The most notable arrest is that of a 17 year old from Tampa, Florida. The US Department of Justice (DOJ) did not reveal the name of the hacker as they are a minor.

The teen is allegedly the “mastermind” behind the hack of Twitter, but they did not act alone. Also arrested was 22 year old Nima Fazeli from Orlando, Florida and 19 year old Mason Sheppard of Bognor Regis in the UK.

While Fazeli has a rather short rap sheet with just “aiding and abetting the intentional access of a protected computer”, the other two may have a hard time ahead of them.

“Mason Sheppard, aka ‘Chaewon,’ 19, of Bognor Regis, in the United Kingdom, was charged in a criminal complaint in the Northern District of California with conspiracy to commit wire fraud, conspiracy to commit money laundering, and the intentional access of a protected computer,” said the DOJ.

The minor is charged with:

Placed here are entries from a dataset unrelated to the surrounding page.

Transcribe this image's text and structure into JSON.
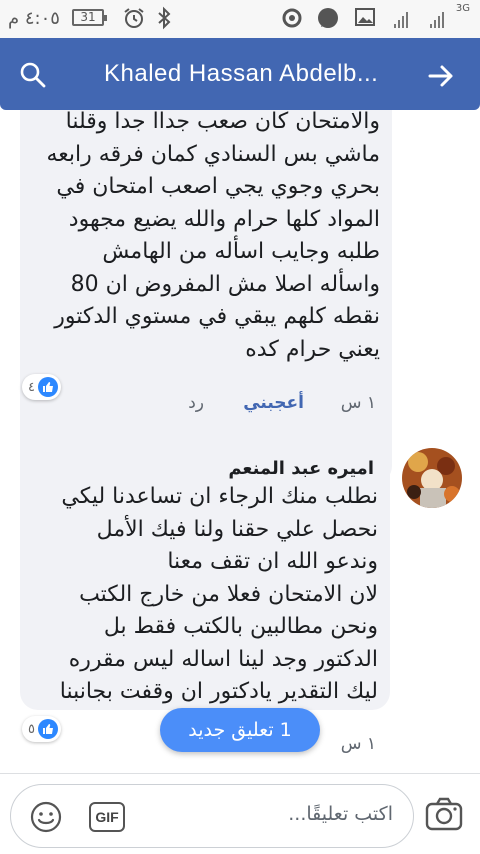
{
  "status_bar": {
    "time": "٤:٠٥ م",
    "battery": "31",
    "network": "3G",
    "icons": [
      "alarm-icon",
      "bluetooth-icon",
      "sync-icon",
      "whatsapp-icon",
      "gallery-icon",
      "signal-icon"
    ]
  },
  "header": {
    "title": "Khaled Hassan Abdelb...",
    "search_icon": "search-icon",
    "forward_icon": "arrow-right-icon",
    "background": "#4267b2"
  },
  "comments": [
    {
      "text": "والامتحان كان صعب جداا جدا وقلنا\nماشي بس السنادي كمان فرقه رابعه\nبحري وجوي يجي اصعب امتحان في\nالمواد كلها حرام والله يضيع مجهود\nطلبه وجايب اسأله من الهامش\nواسأله اصلا مش المفروض ان 80\nنقطه كلهم يبقي في مستوي الدكتور\nيعني حرام كده",
      "time": "١ س",
      "like_label": "أعجبني",
      "reply_label": "رد",
      "reaction_count": "٤"
    },
    {
      "author": "اميره عبد المنعم",
      "text": "نطلب منك الرجاء ان تساعدنا ليكي\nنحصل علي حقنا ولنا فيك الأمل\nوندعو الله ان تقف معنا\nلان الامتحان فعلا من خارج الكتب\nونحن مطالبين بالكتب فقط بل\nالدكتور وجد لينا اساله ليس مقرره\nليك التقدير يادكتور ان وقفت بجانبنا",
      "time": "١ س",
      "reaction_count": "٥"
    }
  ],
  "new_comment_button": "1 تعليق جديد",
  "composer": {
    "placeholder": "اكتب تعليقًا...",
    "gif_label": "GIF",
    "emoji_icon": "emoji-icon",
    "camera_icon": "camera-icon"
  },
  "colors": {
    "accent": "#4267b2",
    "like_blue": "#2d88ff",
    "bubble_bg": "#f1f2f6",
    "new_comment_bg": "#4b8ef9"
  }
}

  • Organised fraud – 1 count
  • Communications fraud – 17 counts
  • Fraudulent use of personal information – 1 count
  • Fraudulent use of personal information – 10 counts
  • Access computer or electronic device without authority – 1 count

While the DOJ didn’t list the charge sheet of the minor, as the alleged “mastermind” we suspect their punishment will be more severe.

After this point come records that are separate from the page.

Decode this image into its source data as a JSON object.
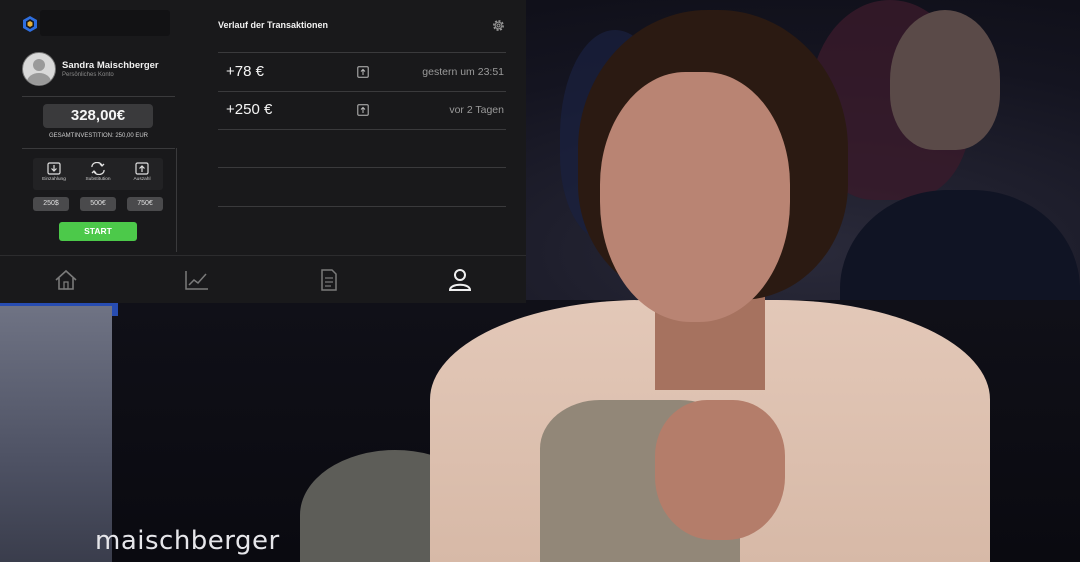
{
  "app": {
    "user": {
      "name": "Sandra Maischberger",
      "subtitle": "Persönliches Konto"
    },
    "balance": "328,00€",
    "total_investment": "GESAMTINVESTITION: 250,00 EUR",
    "actions": [
      {
        "label": "Einzahlung",
        "icon": "download-icon"
      },
      {
        "label": "Substitution",
        "icon": "swap-icon"
      },
      {
        "label": "Auszahl",
        "icon": "upload-icon"
      }
    ],
    "amounts": [
      "250$",
      "500€",
      "750€"
    ],
    "start_label": "START",
    "accent_color": "#4cc94a",
    "transactions": {
      "title": "Verlauf der Transaktionen",
      "rows": [
        {
          "amount": "+78 €",
          "time": "gestern um 23:51"
        },
        {
          "amount": "+250 €",
          "time": "vor 2 Tagen"
        }
      ]
    },
    "nav": [
      {
        "icon": "home-icon",
        "active": false
      },
      {
        "icon": "chart-icon",
        "active": false
      },
      {
        "icon": "document-icon",
        "active": false
      },
      {
        "icon": "profile-icon",
        "active": true
      }
    ]
  },
  "broadcast": {
    "show_logo": "maischberger"
  }
}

Strangely, it wasn’t a clue that the trio left behind which got them caught, but seemingly the Bitcoin they tried to get away with.

According to a report by The Verge, Sheppard used a driver’s licence to verify himself with Binance and Coinbase exchanges. His account was found to have sent and received the Bitcoin that was acquired through scams.

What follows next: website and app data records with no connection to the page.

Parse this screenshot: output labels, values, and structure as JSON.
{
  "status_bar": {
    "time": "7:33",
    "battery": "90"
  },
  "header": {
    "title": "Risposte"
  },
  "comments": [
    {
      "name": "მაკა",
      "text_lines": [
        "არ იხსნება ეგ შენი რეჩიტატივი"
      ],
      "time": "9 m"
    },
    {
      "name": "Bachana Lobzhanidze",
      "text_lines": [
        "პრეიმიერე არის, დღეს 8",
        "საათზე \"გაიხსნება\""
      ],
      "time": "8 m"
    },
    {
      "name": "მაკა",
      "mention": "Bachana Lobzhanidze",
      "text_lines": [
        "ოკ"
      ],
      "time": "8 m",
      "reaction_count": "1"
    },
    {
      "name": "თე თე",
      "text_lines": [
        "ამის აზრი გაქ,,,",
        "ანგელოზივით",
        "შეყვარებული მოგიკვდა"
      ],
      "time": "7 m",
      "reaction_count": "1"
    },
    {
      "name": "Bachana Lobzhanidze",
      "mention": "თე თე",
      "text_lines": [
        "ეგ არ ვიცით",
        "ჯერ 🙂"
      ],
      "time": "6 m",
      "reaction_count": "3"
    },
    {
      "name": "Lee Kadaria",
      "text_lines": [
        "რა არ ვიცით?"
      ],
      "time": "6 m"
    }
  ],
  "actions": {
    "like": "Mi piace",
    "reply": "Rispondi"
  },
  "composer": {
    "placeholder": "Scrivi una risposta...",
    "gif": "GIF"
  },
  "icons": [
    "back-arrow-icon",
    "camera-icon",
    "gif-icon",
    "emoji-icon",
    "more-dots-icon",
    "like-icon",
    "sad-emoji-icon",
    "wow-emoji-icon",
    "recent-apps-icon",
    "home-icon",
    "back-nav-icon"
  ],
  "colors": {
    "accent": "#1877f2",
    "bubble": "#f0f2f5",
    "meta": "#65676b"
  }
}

The other hacker, Fazeli also used their driver’s licence to verify with Coinbase.

“Washington DC Field Office Cyber Crimes Unit analyzed the blockchain and de-anonymised Bitcoin transactions allowing for the identification of two different hackers. This case serves as a great example of how following the money, international collaboration, and public-private partnerships can work to successfully take down a perceived anonymous criminal enterprise,” special agent Kelly R Jackson said in a statement.

It is alleged that the minor who has been named the mastermind convinced a Twitter employee that they were a member of the IT department. From there the teen was able to convince the Twitter employee to hand over their credentials.

All things tolled, authorities responded to this incident incredibly quickly. Of course, it helps when the criminals you’re searching for use wallets tied to their names to take in their earnings.

The social engineering might’ve been smart, but using your own Bitcoin account to receive your ill-gotten gains is not.

[Image – CC 0 Pixabay]
Brendyn Lotz writes news, reviews, and opinion pieces for Hypertext. His interests include SMEs, innovation on the African continent, cybersecurity, blockchain, games, geek culture and YouTube.